♦ Keep It Real! No doubt about it, we live in a world that tends to tap into our competitive natures, which can lend itself to people wanting to embellish facts about themselves. When I was growing up, my parents often took the opportunity to say, “Remember who you are…and conduct yourself accordingly!” This doesn’t mean that we can’t learn and grow as individuals in real life–and project that online, but conducting ourselves one way in person and another way on the internet just seems disingenuous. Besides, people are smart and eventually they catch on…then like the popular Aesop’s fable about the boy that cried wolf, eventually no one will believe anything you say! This doesn’t mean you have to share all your warts, (however, it can be somewhat cathartic on occasion if done in good taste) but like the old adage goes, honesty is always the best policy! And while we’re at it, let’s be each other’s cyber cheerleaders, sharing the love, so to speak, when others achieve a goal or work hard to jump one of life’s hard hurdles…in my opinion, that is when the online community is at its best!
As social media consumers, we also need to be engaged and check sources of information we read online, identifying falsehoods and misinformation. In a recent interview, Apple CEO, Tim Cook, said, “Some social media tools are unwisely used to divide people and manipulate them–to get fake news out to people in broad numbers, wrongly influencing their thinking based on nothing but made-up conjectures.”
♦ Follow the “Golden Rule” of cyberspace. Good behavior should be taught in our homes, and this applies to computer use too. Decide as a family what rules you want applied to computer and social media use. As adults we should emulate the kind of online behavior we want our children to have. Here is a good rule of thumb for everyone to incorporate in their everyday internet conduct:

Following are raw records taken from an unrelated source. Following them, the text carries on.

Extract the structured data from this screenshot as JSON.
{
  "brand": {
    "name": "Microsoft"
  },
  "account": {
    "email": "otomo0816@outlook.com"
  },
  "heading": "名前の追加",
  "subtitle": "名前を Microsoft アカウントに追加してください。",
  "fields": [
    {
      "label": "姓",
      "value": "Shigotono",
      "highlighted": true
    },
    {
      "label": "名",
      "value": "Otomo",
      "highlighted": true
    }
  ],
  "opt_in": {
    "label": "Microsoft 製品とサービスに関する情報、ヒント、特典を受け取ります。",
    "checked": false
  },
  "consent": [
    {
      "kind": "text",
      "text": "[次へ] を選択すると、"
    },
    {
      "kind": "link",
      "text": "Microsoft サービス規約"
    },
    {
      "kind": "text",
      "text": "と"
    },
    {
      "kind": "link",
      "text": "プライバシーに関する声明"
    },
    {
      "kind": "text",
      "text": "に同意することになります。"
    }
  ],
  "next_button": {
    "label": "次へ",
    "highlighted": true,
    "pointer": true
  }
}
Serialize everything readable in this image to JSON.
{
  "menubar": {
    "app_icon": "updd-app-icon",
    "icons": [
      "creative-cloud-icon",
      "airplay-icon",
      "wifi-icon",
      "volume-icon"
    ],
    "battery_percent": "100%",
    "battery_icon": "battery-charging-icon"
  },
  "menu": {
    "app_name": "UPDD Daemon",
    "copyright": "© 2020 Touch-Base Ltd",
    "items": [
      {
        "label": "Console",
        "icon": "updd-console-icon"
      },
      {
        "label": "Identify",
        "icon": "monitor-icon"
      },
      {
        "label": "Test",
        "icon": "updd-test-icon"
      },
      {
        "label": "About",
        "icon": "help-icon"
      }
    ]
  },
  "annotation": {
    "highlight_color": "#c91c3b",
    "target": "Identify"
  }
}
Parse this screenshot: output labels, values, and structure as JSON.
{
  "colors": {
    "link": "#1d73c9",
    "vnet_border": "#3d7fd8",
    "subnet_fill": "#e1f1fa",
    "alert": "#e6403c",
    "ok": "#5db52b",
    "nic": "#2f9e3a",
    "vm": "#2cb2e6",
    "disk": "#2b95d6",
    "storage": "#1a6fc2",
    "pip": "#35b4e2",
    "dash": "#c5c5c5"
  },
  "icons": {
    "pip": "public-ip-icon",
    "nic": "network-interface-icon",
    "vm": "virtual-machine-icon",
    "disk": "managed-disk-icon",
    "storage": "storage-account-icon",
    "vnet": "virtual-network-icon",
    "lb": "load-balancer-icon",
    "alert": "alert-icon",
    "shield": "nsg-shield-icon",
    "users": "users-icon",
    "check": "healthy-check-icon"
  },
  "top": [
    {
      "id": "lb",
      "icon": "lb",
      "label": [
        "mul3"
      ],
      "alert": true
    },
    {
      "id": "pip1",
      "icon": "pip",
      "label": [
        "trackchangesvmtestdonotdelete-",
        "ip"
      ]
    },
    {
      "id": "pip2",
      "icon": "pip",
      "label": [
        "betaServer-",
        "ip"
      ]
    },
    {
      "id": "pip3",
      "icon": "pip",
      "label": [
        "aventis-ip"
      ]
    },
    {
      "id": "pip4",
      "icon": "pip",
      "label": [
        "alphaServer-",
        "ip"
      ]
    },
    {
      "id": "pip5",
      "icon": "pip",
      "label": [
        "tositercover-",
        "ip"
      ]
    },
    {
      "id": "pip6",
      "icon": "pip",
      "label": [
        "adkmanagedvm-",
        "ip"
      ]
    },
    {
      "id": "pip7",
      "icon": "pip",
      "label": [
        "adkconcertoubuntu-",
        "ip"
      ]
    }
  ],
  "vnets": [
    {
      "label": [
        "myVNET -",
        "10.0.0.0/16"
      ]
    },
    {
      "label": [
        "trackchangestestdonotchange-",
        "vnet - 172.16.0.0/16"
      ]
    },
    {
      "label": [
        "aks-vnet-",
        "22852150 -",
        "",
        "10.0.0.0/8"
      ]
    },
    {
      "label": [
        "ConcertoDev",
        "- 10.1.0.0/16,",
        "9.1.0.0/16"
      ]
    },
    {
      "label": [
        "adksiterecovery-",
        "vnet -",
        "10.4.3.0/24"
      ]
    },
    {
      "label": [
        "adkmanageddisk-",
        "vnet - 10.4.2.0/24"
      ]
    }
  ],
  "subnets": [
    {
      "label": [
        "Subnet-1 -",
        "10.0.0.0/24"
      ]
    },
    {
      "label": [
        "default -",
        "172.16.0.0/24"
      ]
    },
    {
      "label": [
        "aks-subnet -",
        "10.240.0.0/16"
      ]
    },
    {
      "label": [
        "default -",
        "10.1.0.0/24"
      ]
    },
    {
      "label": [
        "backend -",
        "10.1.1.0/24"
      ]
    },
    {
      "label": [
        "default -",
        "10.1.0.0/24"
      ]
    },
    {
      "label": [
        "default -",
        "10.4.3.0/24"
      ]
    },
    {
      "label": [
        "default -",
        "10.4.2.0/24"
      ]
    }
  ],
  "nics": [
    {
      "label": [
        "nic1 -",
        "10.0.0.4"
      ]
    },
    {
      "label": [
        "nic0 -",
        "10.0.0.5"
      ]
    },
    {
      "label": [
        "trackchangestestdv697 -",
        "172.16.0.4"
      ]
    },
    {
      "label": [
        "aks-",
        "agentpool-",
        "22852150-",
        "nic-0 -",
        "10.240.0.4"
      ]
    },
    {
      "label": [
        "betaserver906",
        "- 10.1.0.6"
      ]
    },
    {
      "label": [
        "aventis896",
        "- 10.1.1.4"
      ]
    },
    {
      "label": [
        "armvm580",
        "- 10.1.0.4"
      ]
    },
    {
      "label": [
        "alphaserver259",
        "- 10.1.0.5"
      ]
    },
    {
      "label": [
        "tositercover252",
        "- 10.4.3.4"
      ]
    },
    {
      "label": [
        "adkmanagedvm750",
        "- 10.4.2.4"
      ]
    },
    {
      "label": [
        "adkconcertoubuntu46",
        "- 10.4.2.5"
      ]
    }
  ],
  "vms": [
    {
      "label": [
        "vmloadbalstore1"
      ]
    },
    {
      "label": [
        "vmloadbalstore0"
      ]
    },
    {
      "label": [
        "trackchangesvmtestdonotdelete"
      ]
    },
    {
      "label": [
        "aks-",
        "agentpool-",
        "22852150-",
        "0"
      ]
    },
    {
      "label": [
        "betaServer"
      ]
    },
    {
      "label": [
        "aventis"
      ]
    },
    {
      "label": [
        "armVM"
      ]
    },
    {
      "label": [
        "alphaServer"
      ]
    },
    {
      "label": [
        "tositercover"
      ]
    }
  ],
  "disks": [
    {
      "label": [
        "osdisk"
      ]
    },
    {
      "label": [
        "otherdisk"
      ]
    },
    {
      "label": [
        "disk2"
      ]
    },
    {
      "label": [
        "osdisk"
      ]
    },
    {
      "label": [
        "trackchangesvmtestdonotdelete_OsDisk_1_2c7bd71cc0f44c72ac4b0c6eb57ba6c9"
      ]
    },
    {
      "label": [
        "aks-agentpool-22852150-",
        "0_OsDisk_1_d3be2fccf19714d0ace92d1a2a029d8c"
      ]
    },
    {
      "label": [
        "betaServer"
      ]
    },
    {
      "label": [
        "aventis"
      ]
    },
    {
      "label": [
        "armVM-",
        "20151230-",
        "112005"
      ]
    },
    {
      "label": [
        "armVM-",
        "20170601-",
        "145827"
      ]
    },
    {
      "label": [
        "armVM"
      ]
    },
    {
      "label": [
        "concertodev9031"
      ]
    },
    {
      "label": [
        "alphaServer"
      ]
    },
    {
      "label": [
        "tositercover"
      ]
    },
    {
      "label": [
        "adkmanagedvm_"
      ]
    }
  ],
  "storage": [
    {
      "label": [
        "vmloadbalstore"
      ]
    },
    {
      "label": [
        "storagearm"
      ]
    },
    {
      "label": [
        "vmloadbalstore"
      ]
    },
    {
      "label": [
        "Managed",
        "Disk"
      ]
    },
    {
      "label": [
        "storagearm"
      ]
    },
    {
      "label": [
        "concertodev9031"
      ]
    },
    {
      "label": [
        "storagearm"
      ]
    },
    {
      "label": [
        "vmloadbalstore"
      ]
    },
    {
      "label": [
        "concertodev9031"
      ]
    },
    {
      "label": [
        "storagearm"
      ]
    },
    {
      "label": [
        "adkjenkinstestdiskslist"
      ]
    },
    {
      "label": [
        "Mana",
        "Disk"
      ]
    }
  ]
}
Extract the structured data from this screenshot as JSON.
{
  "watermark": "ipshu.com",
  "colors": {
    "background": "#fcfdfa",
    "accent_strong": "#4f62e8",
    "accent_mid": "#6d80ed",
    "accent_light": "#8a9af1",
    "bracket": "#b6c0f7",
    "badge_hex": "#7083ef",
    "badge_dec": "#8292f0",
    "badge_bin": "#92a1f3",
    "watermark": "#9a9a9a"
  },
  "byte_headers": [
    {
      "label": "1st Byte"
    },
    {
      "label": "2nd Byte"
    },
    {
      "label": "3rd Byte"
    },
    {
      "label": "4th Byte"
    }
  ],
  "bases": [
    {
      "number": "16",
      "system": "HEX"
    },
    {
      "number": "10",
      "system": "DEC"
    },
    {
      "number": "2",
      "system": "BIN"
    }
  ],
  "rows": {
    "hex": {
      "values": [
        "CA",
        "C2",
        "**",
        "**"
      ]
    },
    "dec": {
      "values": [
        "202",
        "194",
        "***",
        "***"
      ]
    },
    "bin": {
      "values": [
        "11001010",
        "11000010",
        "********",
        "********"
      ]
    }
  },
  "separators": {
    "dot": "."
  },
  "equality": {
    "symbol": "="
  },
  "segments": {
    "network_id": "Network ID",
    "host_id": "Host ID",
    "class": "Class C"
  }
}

(Check out more do’s and don’t to a positive social media experience here.)
My husband, who is not a social media kind of guy, always cautioned our kids with this advice:
Obviously, there are times and places that are appropriate for being online…we show our level of maturity and consideration by knowing when it’s time to unplug and be “present” in our daily lives! My dad lived by the motto “moderation in all things” and perhaps in these modern times, there’s no area where we should apply this mindset more than in our daily internet habits!
“A computer screen limits your real life experiences! John le Carre
I like the wisdom Leslie shared as she concluded her email to me on the role social media should play in our lives…
“We are more than capable of giving our internet use the proper priority it should take in our lives to avoid the easy distraction it can become from family, relationships and obligations. It is important to keep a realistic perspective about social media. Why let it have the power to have a negative impact on the way we feel about ourselves and the wonderful lives we lead. Yes, we see friends posting pictures of great trips, lovely families, and beautiful lifestyles, and it makes it look like they have amazing lives every minute of every day. We often forget that they are posting their highlight reels!”
Perfectly said, Leslie. Thanks so much for sharing your expertise on this important subject with us!
What are some ways you’ve found that help you strike a good balance with social media use in your lives?